Graphic: An Encyclopaedia of New Zealand 1966.


This information was published in 1966 in An Encyclopaedia of New Zealand, edited by A. H. McLintock. It has not been corrected and will not be updated.

Up-to-date information can be found elsewhere in Te Ara.



Company Shareholders and Organisation

It is desirable and usual for suppliers to hold share capital in proportion to the amount of produce supplied. Earlier, shares had to be held in proportion to cows milked. This, however, was unfair to the man with the low-producing herd, who had to take up a disproportionate share of capital; it was also unfair to the man with the high-producing herd, who did not receive his full interest payments. At present shares are allotted on the basis of butterfat supplied (all payments to suppliers are made on this basis). The precise relation varies among companies from one share to 50 lb of butterfat a year to one share for 300 lb of butterfat. One 1 share to 80 lb of butterfat is probably the most common. The directors usually have power to allot shares without reference to the shareholder. Shares are paid up either by a deduction of d. to d. per pound of butterfat supplied monthly or by a similar deduction annually from the deferred payment made after the product of the factory has been sold. Cooperative dairy companies are administered by a directorate elected by the shareholders. Large companies comprising many factories have ward systems of election so that the directorate can represent the whole area.

Dairy companies vary greatly in size. In 1959–60, of 92 dairy companies producing butter, 14 produced less than 249 tons, and one, over 10,000 tons. Most produced between 1,000 and 5,000 tons. Of 101 cheese companies, 18 produced under 149 tons, and three, over 5,000 tons. Nineteen factories produced under 1,000 tons. Most produced between 150 and 750 tons, for, as cheesemaking uses whole milk, it developed in smaller units, drawing supplies from limited areas to suit the once primitive transport facilities. In contrast, butter production use cream, only a tenth of the bulk of whole milk; this is more conveniently carted, so that a greater area can be served by one factory. Recently, smaller companies have tended to group themselves into larger units, with considerable economic advantage. The New Zealand Cooperative Dairy Co. illustrates successful amalgamation. The company was formed by the amalgamation in 1920 of three large dairying concerns in the Waikato, New Zealand's greatest dairying district. The company has since then gained enormously. It runs 39 factories, many of which can make milk powder and casein, as well as butter.

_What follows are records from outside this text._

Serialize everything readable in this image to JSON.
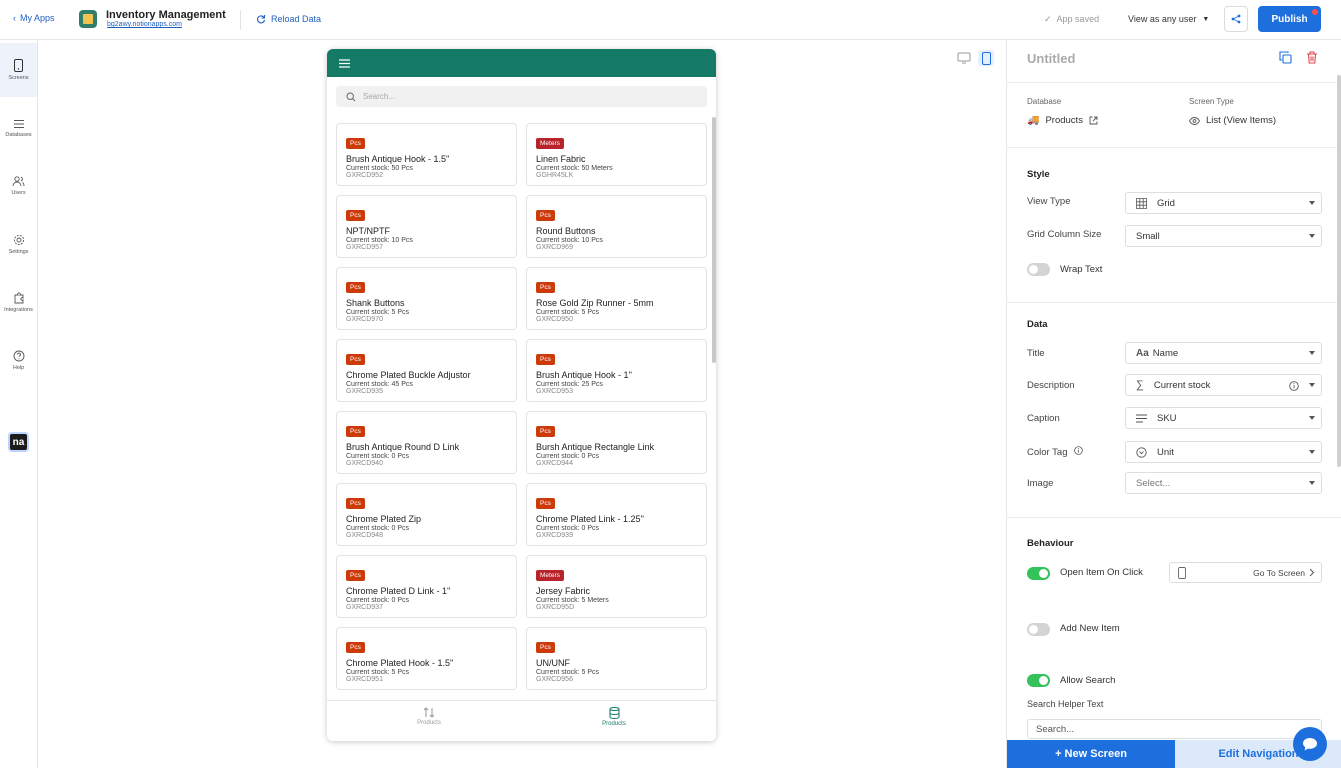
{
  "topbar": {
    "back_label": "My Apps",
    "app_title": "Inventory Management",
    "app_url": "bg2awy.notionapps.com",
    "reload_label": "Reload Data",
    "saved_label": "App saved",
    "view_as_label": "View as any user",
    "publish_label": "Publish"
  },
  "leftnav": [
    "Screens",
    "Databases",
    "Users",
    "Settings",
    "Integrations",
    "Help"
  ],
  "leftnav_logo": "na",
  "phone": {
    "search_placeholder": "Search...",
    "cards": [
      {
        "tag": "Pcs",
        "title": "Brush Antique Hook - 1.5''",
        "stock": "Current stock: 50 Pcs",
        "sku": "GXRCD952"
      },
      {
        "tag": "Meters",
        "title": "Linen Fabric",
        "stock": "Current stock: 50 Meters",
        "sku": "GGHR45LK"
      },
      {
        "tag": "Pcs",
        "title": "NPT/NPTF",
        "stock": "Current stock: 10 Pcs",
        "sku": "GXRCD957"
      },
      {
        "tag": "Pcs",
        "title": "Round Buttons",
        "stock": "Current stock: 10 Pcs",
        "sku": "GXRCD969"
      },
      {
        "tag": "Pcs",
        "title": "Shank Buttons",
        "stock": "Current stock: 5 Pcs",
        "sku": "GXRCD970"
      },
      {
        "tag": "Pcs",
        "title": "Rose Gold Zip Runner - 5mm",
        "stock": "Current stock: 5 Pcs",
        "sku": "GXRCD950"
      },
      {
        "tag": "Pcs",
        "title": "Chrome Plated Buckle Adjustor",
        "stock": "Current stock: 45 Pcs",
        "sku": "GXRCD935"
      },
      {
        "tag": "Pcs",
        "title": "Brush Antique Hook - 1''",
        "stock": "Current stock: 25 Pcs",
        "sku": "GXRCD953"
      },
      {
        "tag": "Pcs",
        "title": "Brush Antique Round D Link",
        "stock": "Current stock: 0 Pcs",
        "sku": "GXRCD940"
      },
      {
        "tag": "Pcs",
        "title": "Bursh Antique Rectangle Link",
        "stock": "Current stock: 0 Pcs",
        "sku": "GXRCD944"
      },
      {
        "tag": "Pcs",
        "title": "Chrome Plated Zip",
        "stock": "Current stock: 0 Pcs",
        "sku": "GXRCD948"
      },
      {
        "tag": "Pcs",
        "title": "Chrome Plated Link - 1.25''",
        "stock": "Current stock: 0 Pcs",
        "sku": "GXRCD939"
      },
      {
        "tag": "Pcs",
        "title": "Chrome Plated D Link - 1''",
        "stock": "Current stock: 0 Pcs",
        "sku": "GXRCD937"
      },
      {
        "tag": "Meters",
        "title": "Jersey Fabric",
        "stock": "Current stock: 5 Meters",
        "sku": "GXRCD95D"
      },
      {
        "tag": "Pcs",
        "title": "Chrome Plated Hook - 1.5''",
        "stock": "Current stock: 5 Pcs",
        "sku": "GXRCD951"
      },
      {
        "tag": "Pcs",
        "title": "UN/UNF",
        "stock": "Current stock: 5 Pcs",
        "sku": "GXRCD956"
      }
    ],
    "tabs": [
      "Products",
      "Products"
    ]
  },
  "panel": {
    "title": "Untitled",
    "database_label": "Database",
    "database_value": "Products",
    "screen_type_label": "Screen Type",
    "screen_type_value": "List (View Items)",
    "style_title": "Style",
    "view_type_label": "View Type",
    "view_type_value": "Grid",
    "grid_col_label": "Grid Column Size",
    "grid_col_value": "Small",
    "wrap_text_label": "Wrap Text",
    "data_title": "Data",
    "title_label": "Title",
    "title_value": "Name",
    "description_label": "Description",
    "description_value": "Current stock",
    "caption_label": "Caption",
    "caption_value": "SKU",
    "color_tag_label": "Color Tag",
    "color_tag_value": "Unit",
    "image_label": "Image",
    "image_value": "Select...",
    "behaviour_title": "Behaviour",
    "open_item_label": "Open Item On Click",
    "goto_label": "Go To Screen",
    "add_new_label": "Add New Item",
    "allow_search_label": "Allow Search",
    "search_helper_label": "Search Helper Text",
    "search_helper_value": "Search...",
    "new_screen_label": "+ New Screen",
    "edit_nav_label": "Edit Navigation"
  },
  "colors": {
    "primary": "#1d6fde",
    "app_header": "#147a65",
    "tag_pcs": "#cc3a0a",
    "tag_meters": "#b8232c",
    "toggle_on": "#34c25b"
  }
}
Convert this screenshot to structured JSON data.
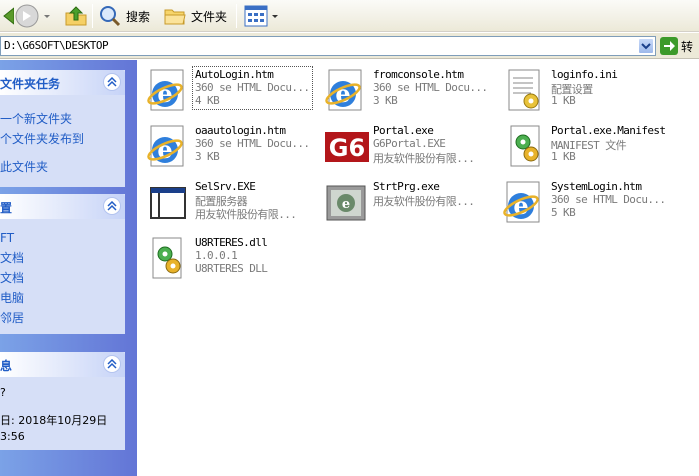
{
  "toolbar": {
    "search_label": "搜索",
    "folders_label": "文件夹"
  },
  "address": {
    "path": "D:\\G6SOFT\\DESKTOP",
    "go_label": "转"
  },
  "tasks_panel": {
    "title": "文件夹任务",
    "items": [
      "一个新文件夹",
      "个文件夹发布到",
      "此文件夹"
    ]
  },
  "places_panel": {
    "title": "置",
    "items": [
      "FT",
      "文档",
      "文档",
      "电脑",
      "邻居"
    ]
  },
  "details_panel": {
    "title": "息",
    "lines": [
      "?",
      "日: 2018年10月29日",
      "3:56"
    ]
  },
  "files": [
    {
      "name": "AutoLogin.htm",
      "type": "360 se HTML Docu...",
      "size": "4 KB",
      "icon": "ie-html-icon"
    },
    {
      "name": "fromconsole.htm",
      "type": "360 se HTML Docu...",
      "size": "3 KB",
      "icon": "ie-html-icon"
    },
    {
      "name": "loginfo.ini",
      "type": "配置设置",
      "size": "1 KB",
      "icon": "ini-config-icon"
    },
    {
      "name": "oaautologin.htm",
      "type": "360 se HTML Docu...",
      "size": "3 KB",
      "icon": "ie-html-icon"
    },
    {
      "name": "Portal.exe",
      "type": "G6Portal.EXE",
      "size": "用友软件股份有限...",
      "icon": "g6-logo-icon"
    },
    {
      "name": "Portal.exe.Manifest",
      "type": "MANIFEST 文件",
      "size": "1 KB",
      "icon": "manifest-gear-icon"
    },
    {
      "name": "SelSrv.EXE",
      "type": "配置服务器",
      "size": "用友软件股份有限...",
      "icon": "window-app-icon"
    },
    {
      "name": "StrtPrg.exe",
      "type": "用友软件股份有限...",
      "size": "",
      "icon": "strtprg-app-icon"
    },
    {
      "name": "SystemLogin.htm",
      "type": "360 se HTML Docu...",
      "size": "5 KB",
      "icon": "ie-html-icon"
    },
    {
      "name": "U8RTERES.dll",
      "type": "1.0.0.1",
      "size": "U8RTERES DLL",
      "icon": "dll-gear-icon"
    }
  ],
  "colors": {
    "task_pane_gradient_start": "#7ba2e7",
    "task_pane_gradient_end": "#6375d6",
    "panel_bg": "#d6dff7",
    "link_color": "#215dc6",
    "secondary_text": "#7a7a7a"
  }
}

In 1959–60 the company produced 75 679 tons of butter and 50,296 tons of milk powder (37 and 60 per cent respectively of New Zealand's total production), as well as much cheese and casein.

Whole milk, instead of cream alone, has recently been collected by tanker. This enables factories to make milk powder and casein, an important addition to export earnings.